May 18, 1993
|Honorable Bill Moore
Johnson County Attorney
1st Floor Courthouse
2 North Main Street
Cleburne, Texas 76031
|Letter Opinion No. 93-38
Re: Authority of a juvenile court to designate county space as a juvenile processing office, pursuant to section 52.025 of the Family Code (ID# 19119)
Dear Mr. Moore:
You have requested an opinion construing title 3, section 52.025 of the Texas Family Code. You advise us that in January of this year, the Johnson County Juvenile Court designated a room at the Johnson County Juvenile Detention Center as the juvenile processing office for Johnson County. Since that time, the court and your office have received inquiries from police agencies within the county requesting designation as juvenile processing offices. In response to these requests, you specifically ask the following:
1.Pursuant to Section 52.025 of the Texas Family Code, may a juvenile court designate an office or a room as a juvenile processing office in each police facility and/or sheriff's office within that court's jurisdiction, or may only one such facility hold that designation?
2.May more than one room or office within a police facility or sheriff's office be designated as the juvenile processing office?
We conclude that both of your inquires may be answered affirmatively.

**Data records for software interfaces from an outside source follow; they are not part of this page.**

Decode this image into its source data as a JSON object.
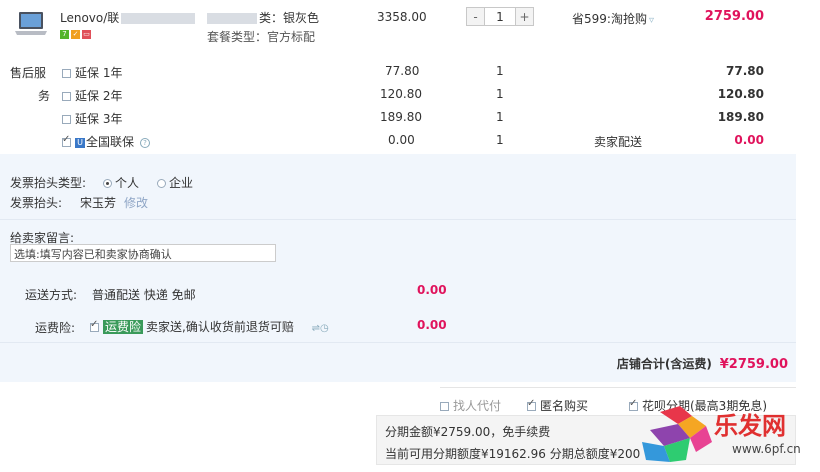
{
  "product": {
    "name_prefix": "Lenovo/联",
    "color_label": "类：银灰色",
    "package_label": "套餐类型：官方标配",
    "unit_price": "3358.00",
    "quantity": "1",
    "minus": "-",
    "plus": "+",
    "discount": "省599:淘抢购",
    "total": "2759.00",
    "badges": [
      {
        "text": "7",
        "color": "#53b42a"
      },
      {
        "text": "✓",
        "color": "#f0a020"
      },
      {
        "text": "▭",
        "color": "#e0505a"
      }
    ]
  },
  "after_sales": {
    "label_line1": "售后服",
    "label_line2": "务",
    "items": [
      {
        "name": "延保 1年",
        "price": "77.80",
        "qty": "1",
        "total": "77.80",
        "checked": false
      },
      {
        "name": "延保 2年",
        "price": "120.80",
        "qty": "1",
        "total": "120.80",
        "checked": false
      },
      {
        "name": "延保 3年",
        "price": "189.80",
        "qty": "1",
        "total": "189.80",
        "checked": false
      },
      {
        "name": "全国联保",
        "price": "0.00",
        "qty": "1",
        "delivery": "卖家配送",
        "total": "0.00",
        "checked": true
      }
    ]
  },
  "invoice": {
    "type_label": "发票抬头类型:",
    "opt_personal": "个人",
    "opt_company": "企业",
    "title_label": "发票抬头:",
    "title_value": "宋玉芳",
    "edit": "修改"
  },
  "message": {
    "label": "给卖家留言:",
    "placeholder": "选填:填写内容已和卖家协商确认"
  },
  "shipping": {
    "label": "运送方式:",
    "value": "普通配送 快递 免邮",
    "cost": "0.00"
  },
  "insurance": {
    "label": "运费险:",
    "tag": "运费险",
    "desc": "卖家送,确认收货前退货可赔",
    "cost": "0.00"
  },
  "shop_total": {
    "label": "店铺合计(含运费)",
    "value": "¥2759.00"
  },
  "options": {
    "pay_for_me": "找人代付",
    "anonymous": "匿名购买",
    "installment": "花呗分期(最高3期免息)"
  },
  "installment_panel": {
    "line1": "分期金额¥2759.00，免手续费",
    "line2": "当前可用分期额度¥19162.96 分期总额度¥2",
    "line2_tail": "00"
  },
  "watermark": {
    "brand": "乐发网",
    "url": "www.6pf.cn"
  },
  "colors": {
    "accent": "#e0135c",
    "panel_bg": "#f1f6fc"
  }
}
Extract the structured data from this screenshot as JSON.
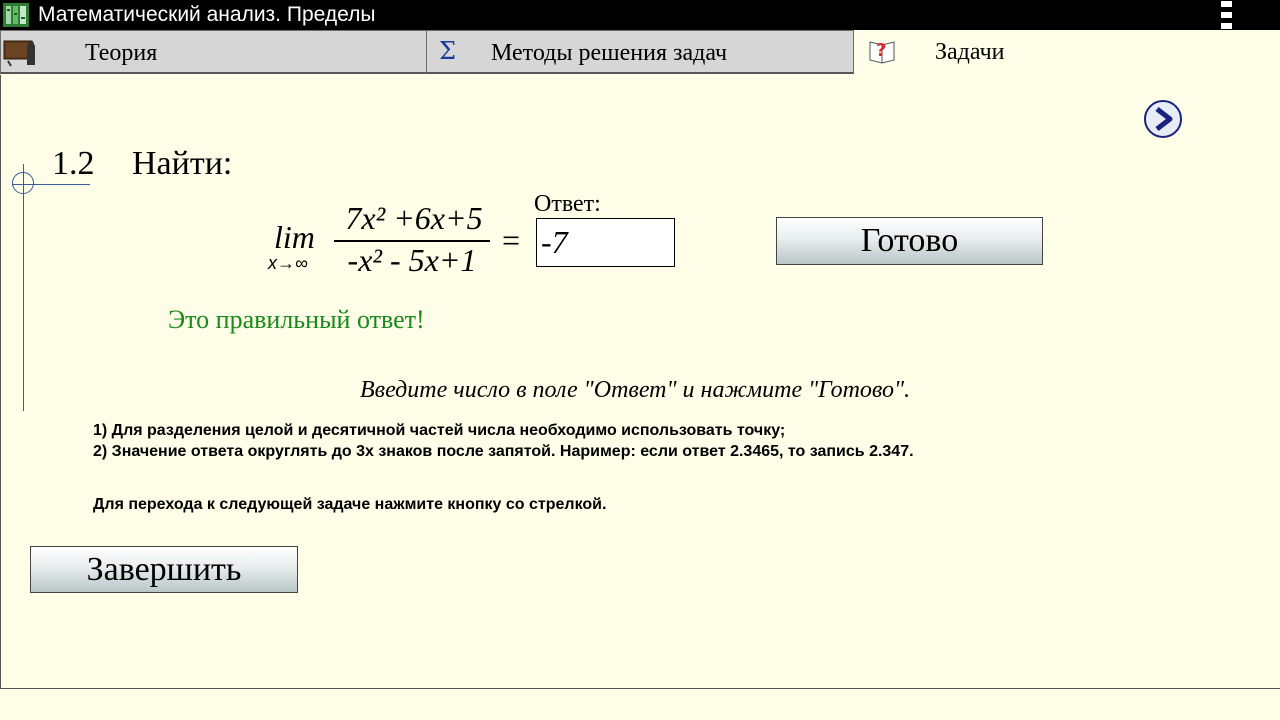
{
  "window": {
    "title": "Математический анализ. Пределы"
  },
  "tabs": [
    {
      "label": "Теория",
      "icon": "teacher-board-icon",
      "active": false
    },
    {
      "label": "Методы решения задач",
      "icon": "sigma-icon",
      "active": false
    },
    {
      "label": "Задачи",
      "icon": "question-book-icon",
      "active": true
    }
  ],
  "problem": {
    "number": "1.2",
    "title": "Найти:",
    "lim": "lim",
    "lim_sub": "x→∞",
    "numerator": "7x² +6x+5",
    "denominator": "-x² - 5x+1",
    "equals": "="
  },
  "answer": {
    "label": "Ответ:",
    "value": "-7"
  },
  "buttons": {
    "ready": "Готово",
    "finish": "Завершить"
  },
  "feedback": "Это правильный ответ!",
  "instruction": "Введите число в поле \"Ответ\" и нажмите \"Готово\".",
  "notes": [
    "1) Для разделения целой и десятичной частей числа необходимо использовать точку;",
    "2) Значение ответа округлять до 3х знаков после запятой. Наример: если ответ 2.3465, то запись 2.347.",
    "Для перехода к следующей задаче нажмите кнопку со стрелкой."
  ],
  "colors": {
    "background": "#fdfde8",
    "feedback": "#1a8a1a",
    "next_button": "#1a237e"
  }
}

Senate Bill 1230 clarified sections 52.02, 53.01 and 53.02 of the Family Code. The legislation added provisions allowing law enforcement officials to detain children suspected of committing minor offenses for up to 48 hours and to deliver such children to the Texas Department of Human Services if officials were unable to locate a responsible adult within that time. Thus, title 3, section 52.025(a) of the Texas Family Code provides:
The juvenile court may designate an office or a room, which may be located in a police facility or sheriffs' offices, as the juvenile processing office for temporary detention of a child taken into custody under Section 52.01 of this code. The office may not be a cell or holding facility used for detentions other than detentions under this section. The juvenile court by written order may prescribe the conditions of the designation and limit the activities that may occur in the office during the temporary detention.
Fam. Code § 52.025(a).
Senate Bill 1230 was presented in response to Comer v. State, 776 S.W.2d 191 (Tex. Crim. App. 1989). Comer involved a juvenile defendant who was arrested at his home for the felony murder of an elderly couple. Following his arrest, the juvenile was transported to the magistrate's home to be admonished. Next, he was taken to the sheriff's department where he provided a full written confession. Officers then transported the juvenile back to the magistrate where he signed the confession and was placed in detention. The entire process spanned a three hour period. The court reversed the conviction, holding that the process in which the confession was taken violated title 3 of the Family Code and opined that title 3 was designed to "avoid the 'taint of criminality' inherent in [the] interrogation conducted at the unsupervised discretion of law enforcement officers." Comer, 776 S.W.2d at 19.
In enacting title 3 of the Family Code, the legislature intended to effectuate certain public policies. Among them are the desire to achieve the purposes of the title in a family environment whenever possible and to "provide a simple judicial procedure through which the provisions of this title are executed and enforced." Fam. Code § 51.01(4), (5). Although section 52.025 refers to the designation and use of "an office" or "a room," or "the office" we believe that the intent to expedite the process while maintaining a specific type of atmosphere support the conclusion that a juvenile court may designate an office or a room, or more than one of each, as a juvenile processing office in each police facility and sheriff's office within the court's jurisdiction.(1)
S U M M A R Y
Title 3 of the Family Code does not preclude a juvenile court from designating more than one office or room as a juvenile processing office in each police facility and sheriff's office within the court's jurisdiction.
Yours very truly,
Toya C. Cook
Assistant Attorney General
SHERIFFS AND CONSTABLES
1Furthermore, we note that there are potential policy concerns which would lead us to the same conclusion. For example, it would be imprudent to hold juveniles who are members of opposing gangs within the same room. Similarly, overcrowded conditions which could result from the use of a single room or office within the facility pose a potential danger to the juveniles in custody, as well as law enforcement personnel.